Love Liberty Disco
Love, Liberty, Disco, Newsboys - this is my favorite from CCM's golden boys from the Gold Coast. Mellow with nods to classic funk/soul/disco, I think it's one of the most interesting albums from them musically (the guitar work on this album is phenomenal - quick licks, bluesy leads, and soul the whole way - and the rhythm sec) and also mature lyrically.  Call it nostalgia, but I think this offering from 2001 is pretty near the peak of their output and is undeniably one of my "Desert Island Discs."
Much Afraid
Much Afraid, Jars of Clay - their sophomore release, and possibly my favorite.  The album starts off a little unsteady as "Overjoyed" tries to find the tone for the record, but is solid from track 2 onward.  By the time you hit Track 5 "Frail" (beautiful guitarwork, haunting lyrics) it's onward and upward as the boys wrestle some heavy stuff.  Lead singer Dan Haseltine has recently started writing about where some of this music comes from - not in an attempt to say what the songs should mean, but what the music has meant and, specifically, trying to address the places and times in life that the lyrics came from, which is really fascinating for a fan like me.  One of the things that I (and Krystal, too) have most appreciated about Jars, and Haseltine as main lyricist especially, is that they are willing to write music that deals with life in the hard places in a genre/market ("Christian" music) that so often seems to shun music that doesn't deal in glossy answers.  Haseltine's lyrics come from places real and raw, and it's powerful to read, in his own words, the story of the songs and where they came out of his life and the life of his bandmates.  The result is music that is true in a way that has too often been in short supply.  All that to say, if your interested in post-grunge, alt-folk this is a very solid album, reglardless your religious orientaions.  If you're interested in reading more about the stories behind the songs, you can find them at http://www.danhaseltine.com/.  As of this posting, he's most recently unpacked "Portrait of an Apology" which is definitely a standout track on this album.  
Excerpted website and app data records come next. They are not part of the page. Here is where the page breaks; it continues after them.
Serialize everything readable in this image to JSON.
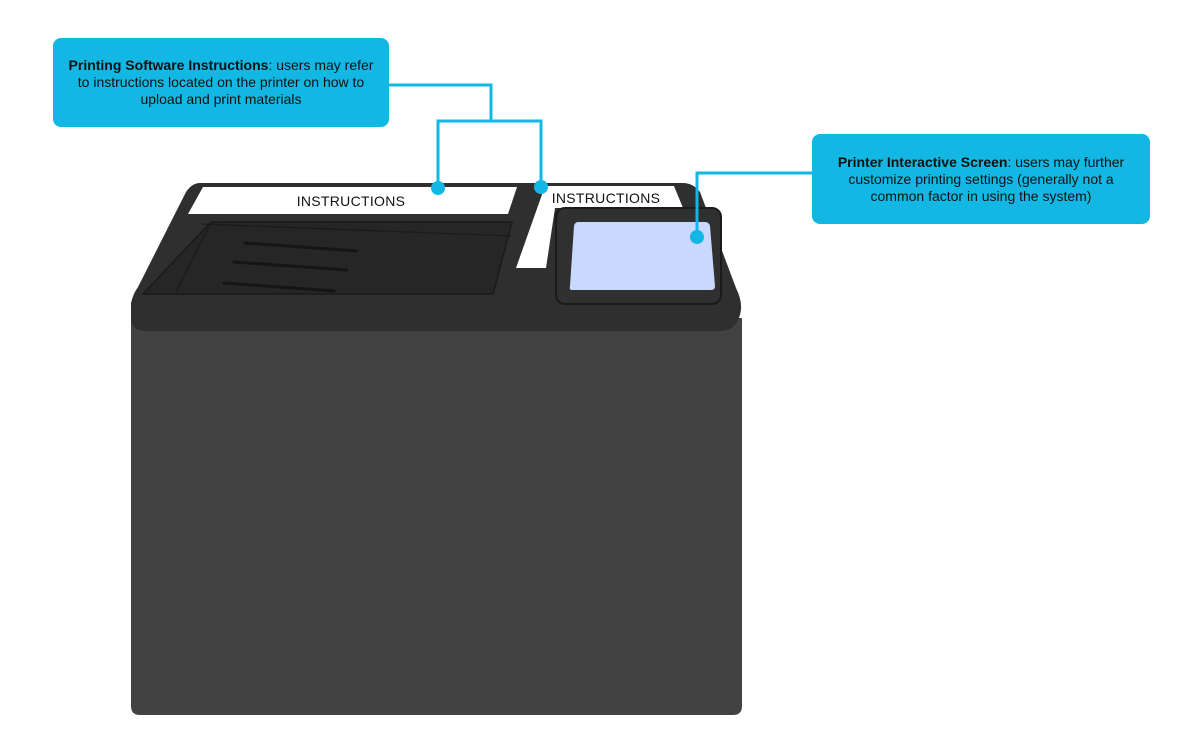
{
  "colors": {
    "accent": "#12b8e3",
    "printer_body": "#424242",
    "printer_top": "#2f2f2f",
    "screen": "#c9d8ff",
    "label_bg": "#ffffff"
  },
  "printer": {
    "label_left": "INSTRUCTIONS",
    "label_right": "INSTRUCTIONS"
  },
  "callouts": {
    "software": {
      "title": "Printing Software Instructions",
      "text": ": users may refer to instructions located on the printer on how to upload and print materials"
    },
    "screen": {
      "title": "Printer Interactive Screen",
      "text": ": users may further customize printing settings (generally not a common factor in using the system)"
    }
  }
}
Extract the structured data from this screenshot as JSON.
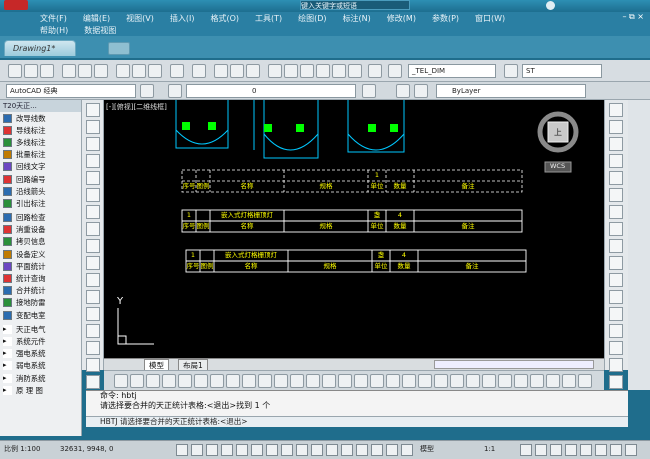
{
  "app": {
    "title": "键入关键字或短语",
    "window_controls": "– ⧉ ×"
  },
  "menus": {
    "row1": [
      "文件(F)",
      "编辑(E)",
      "视图(V)",
      "插入(I)",
      "格式(O)",
      "工具(T)",
      "绘图(D)",
      "标注(N)",
      "修改(M)",
      "参数(P)",
      "窗口(W)"
    ],
    "row2": [
      "帮助(H)",
      "数据视图"
    ]
  },
  "tabs": {
    "document": "Drawing1*"
  },
  "toolbars": {
    "textstyle_combo": "_TEL_DIM",
    "workspace_combo": "AutoCAD 经典",
    "layer_combo": "0",
    "color_combo": "ByLayer",
    "misc_combo": "ST"
  },
  "palette": {
    "title": "T20天正...",
    "items": [
      "改导线数",
      "导线标注",
      "多线标注",
      "批量标注",
      "回线文字",
      "回路编号",
      "沿线箭头",
      "引出标注",
      "回路检查",
      "消重设备",
      "拷贝信息",
      "设备定义",
      "平面统计",
      "统计查询",
      "合并统计",
      "接地防雷",
      "变配电室",
      "天正电气",
      "系统元件",
      "强电系统",
      "弱电系统",
      "消防系统",
      "原 理 图"
    ]
  },
  "canvas": {
    "viewport_label": "[-][俯视][二维线框]",
    "wcs_label": "WCS",
    "compass_top": "上",
    "y_axis": "Y",
    "dashed_table": {
      "row1": [
        "",
        "",
        "",
        "",
        "1",
        "",
        ""
      ],
      "row2": [
        "序号",
        "图例",
        "名称",
        "规格",
        "单位",
        "数量",
        "备注"
      ]
    },
    "table2": {
      "row1": [
        "1",
        "",
        "嵌入式灯格栅顶灯",
        "",
        "盏",
        "4",
        ""
      ],
      "row2": [
        "序号",
        "图例",
        "名称",
        "规格",
        "单位",
        "数量",
        "备注"
      ]
    },
    "table3": {
      "row1": [
        "1",
        "",
        "嵌入式灯格栅顶灯",
        "",
        "盏",
        "4",
        ""
      ],
      "row2": [
        "序号",
        "图例",
        "名称",
        "规格",
        "单位",
        "数量",
        "备注"
      ]
    }
  },
  "layout_tabs": [
    "模型",
    "布局1"
  ],
  "command": {
    "line1": "命令: hbtj",
    "line2": "请选择要合并的天正统计表格:<退出>找到 1 个",
    "input": "HBTJ 请选择要合并的天正统计表格:<退出>"
  },
  "status": {
    "scale": "比例 1:100",
    "coords": "32631, 9948, 0",
    "model": "模型",
    "annotation_scale": "1:1"
  },
  "colors": {
    "titlebar": "#2d8fb3",
    "canvas": "#000000",
    "cad_cyan": "#00c8ff",
    "cad_yellow": "#ffff00",
    "cad_green": "#00ff00"
  }
}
All that to say, I threw some pots and listened to some music that I really really like.  And I hope you'll check it out because you might really like it too.  Happy Sunday, and please try not to let Monday get the best of you.

2 comments:

Sondra said...

Luke! Your pots are BEAUTIFUL!!! How do I buy some and how can we get them to me in Denver?!

Luke said...

Sondra - thank you! Please shoot me an e-mail (lukelangholz (at) msn (dot) com) with the details of what sort of pots you're interested in!

I'm in the process of trying (TRYING!) to get an Etsy sales account up and going again (for the first time), but that may still be a little bit, so e-mailing me is the best way. I'll do my best to get right back to you with what I have available, pictures, and pricing. And I will gladly ship them to you in Denver!

As you may know if you've read any deeper in this blog, I last lived in Fort Collins for a few years - certainly miss the Front Range this time of year! Please say hello to the mountains for me!

-luke